[Website and app data records]

%%

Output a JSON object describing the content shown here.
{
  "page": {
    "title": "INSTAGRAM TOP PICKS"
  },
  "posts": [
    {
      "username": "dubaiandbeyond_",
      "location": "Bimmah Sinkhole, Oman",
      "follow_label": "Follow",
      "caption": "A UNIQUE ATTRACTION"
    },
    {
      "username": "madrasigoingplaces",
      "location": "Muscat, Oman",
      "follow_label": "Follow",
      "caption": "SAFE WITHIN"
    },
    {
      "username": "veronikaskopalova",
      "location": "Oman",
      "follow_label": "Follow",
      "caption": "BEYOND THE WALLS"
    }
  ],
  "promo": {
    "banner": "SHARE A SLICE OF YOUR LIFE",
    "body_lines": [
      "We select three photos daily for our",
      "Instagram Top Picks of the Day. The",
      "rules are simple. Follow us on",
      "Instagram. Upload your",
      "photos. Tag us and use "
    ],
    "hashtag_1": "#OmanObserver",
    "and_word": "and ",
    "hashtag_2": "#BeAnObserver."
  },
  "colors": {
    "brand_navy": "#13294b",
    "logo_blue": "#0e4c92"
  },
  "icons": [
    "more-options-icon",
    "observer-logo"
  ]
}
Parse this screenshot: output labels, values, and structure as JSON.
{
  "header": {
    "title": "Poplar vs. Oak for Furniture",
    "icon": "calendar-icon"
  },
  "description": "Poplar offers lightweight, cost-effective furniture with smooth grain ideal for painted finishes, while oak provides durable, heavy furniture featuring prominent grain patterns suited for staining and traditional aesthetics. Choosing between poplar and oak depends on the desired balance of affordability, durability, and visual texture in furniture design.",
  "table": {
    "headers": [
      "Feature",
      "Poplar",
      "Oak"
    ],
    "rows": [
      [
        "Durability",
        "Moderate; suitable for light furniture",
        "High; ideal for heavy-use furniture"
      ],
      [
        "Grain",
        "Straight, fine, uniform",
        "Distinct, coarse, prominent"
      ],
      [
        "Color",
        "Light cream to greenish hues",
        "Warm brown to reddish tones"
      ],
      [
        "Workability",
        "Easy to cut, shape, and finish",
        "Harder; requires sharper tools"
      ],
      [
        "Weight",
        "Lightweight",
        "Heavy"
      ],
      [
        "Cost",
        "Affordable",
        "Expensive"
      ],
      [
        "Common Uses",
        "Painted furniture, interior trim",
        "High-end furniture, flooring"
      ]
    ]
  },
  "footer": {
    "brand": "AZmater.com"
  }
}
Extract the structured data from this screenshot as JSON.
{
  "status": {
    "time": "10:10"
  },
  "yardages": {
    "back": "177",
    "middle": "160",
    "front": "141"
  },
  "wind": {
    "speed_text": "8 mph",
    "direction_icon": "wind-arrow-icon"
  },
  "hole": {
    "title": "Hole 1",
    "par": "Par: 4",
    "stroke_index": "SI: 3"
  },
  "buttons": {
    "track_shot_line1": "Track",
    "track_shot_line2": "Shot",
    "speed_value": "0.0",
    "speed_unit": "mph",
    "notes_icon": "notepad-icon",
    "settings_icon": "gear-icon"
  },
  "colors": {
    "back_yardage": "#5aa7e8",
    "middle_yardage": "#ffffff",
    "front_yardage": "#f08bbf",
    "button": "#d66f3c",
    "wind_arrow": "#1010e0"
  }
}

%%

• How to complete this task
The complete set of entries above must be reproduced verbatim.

• Exercise solution
Output a JSON object describing the content shown here.
{
  "page": {
    "title": "INSTAGRAM TOP PICKS"
  },
  "posts": [
    {
      "username": "dubaiandbeyond_",
      "location": "Bimmah Sinkhole, Oman",
      "follow_label": "Follow",
      "caption": "A UNIQUE ATTRACTION"
    },
    {
      "username": "madrasigoingplaces",
      "location": "Muscat, Oman",
      "follow_label": "Follow",
      "caption": "SAFE WITHIN"
    },
    {
      "username": "veronikaskopalova",
      "location": "Oman",
      "follow_label": "Follow",
      "caption": "BEYOND THE WALLS"
    }
  ],
  "promo": {
    "banner": "SHARE A SLICE OF YOUR LIFE",
    "body_lines": [
      "We select three photos daily for our",
      "Instagram Top Picks of the Day. The",
      "rules are simple. Follow us on",
      "Instagram. Upload your",
      "photos. Tag us and use "
    ],
    "hashtag_1": "#OmanObserver",
    "and_word": "and ",
    "hashtag_2": "#BeAnObserver."
  },
  "colors": {
    "brand_navy": "#13294b",
    "logo_blue": "#0e4c92"
  },
  "icons": [
    "more-options-icon",
    "observer-logo"
  ]
}
Parse this screenshot: output labels, values, and structure as JSON.
{
  "header": {
    "title": "Poplar vs. Oak for Furniture",
    "icon": "calendar-icon"
  },
  "description": "Poplar offers lightweight, cost-effective furniture with smooth grain ideal for painted finishes, while oak provides durable, heavy furniture featuring prominent grain patterns suited for staining and traditional aesthetics. Choosing between poplar and oak depends on the desired balance of affordability, durability, and visual texture in furniture design.",
  "table": {
    "headers": [
      "Feature",
      "Poplar",
      "Oak"
    ],
    "rows": [
      [
        "Durability",
        "Moderate; suitable for light furniture",
        "High; ideal for heavy-use furniture"
      ],
      [
        "Grain",
        "Straight, fine, uniform",
        "Distinct, coarse, prominent"
      ],
      [
        "Color",
        "Light cream to greenish hues",
        "Warm brown to reddish tones"
      ],
      [
        "Workability",
        "Easy to cut, shape, and finish",
        "Harder; requires sharper tools"
      ],
      [
        "Weight",
        "Lightweight",
        "Heavy"
      ],
      [
        "Cost",
        "Affordable",
        "Expensive"
      ],
      [
        "Common Uses",
        "Painted furniture, interior trim",
        "High-end furniture, flooring"
      ]
    ]
  },
  "footer": {
    "brand": "AZmater.com"
  }
}
Extract the structured data from this screenshot as JSON.
{
  "status": {
    "time": "10:10"
  },
  "yardages": {
    "back": "177",
    "middle": "160",
    "front": "141"
  },
  "wind": {
    "speed_text": "8 mph",
    "direction_icon": "wind-arrow-icon"
  },
  "hole": {
    "title": "Hole 1",
    "par": "Par: 4",
    "stroke_index": "SI: 3"
  },
  "buttons": {
    "track_shot_line1": "Track",
    "track_shot_line2": "Shot",
    "speed_value": "0.0",
    "speed_unit": "mph",
    "notes_icon": "notepad-icon",
    "settings_icon": "gear-icon"
  },
  "colors": {
    "back_yardage": "#5aa7e8",
    "middle_yardage": "#ffffff",
    "front_yardage": "#f08bbf",
    "button": "#d66f3c",
    "wind_arrow": "#1010e0"
  }
}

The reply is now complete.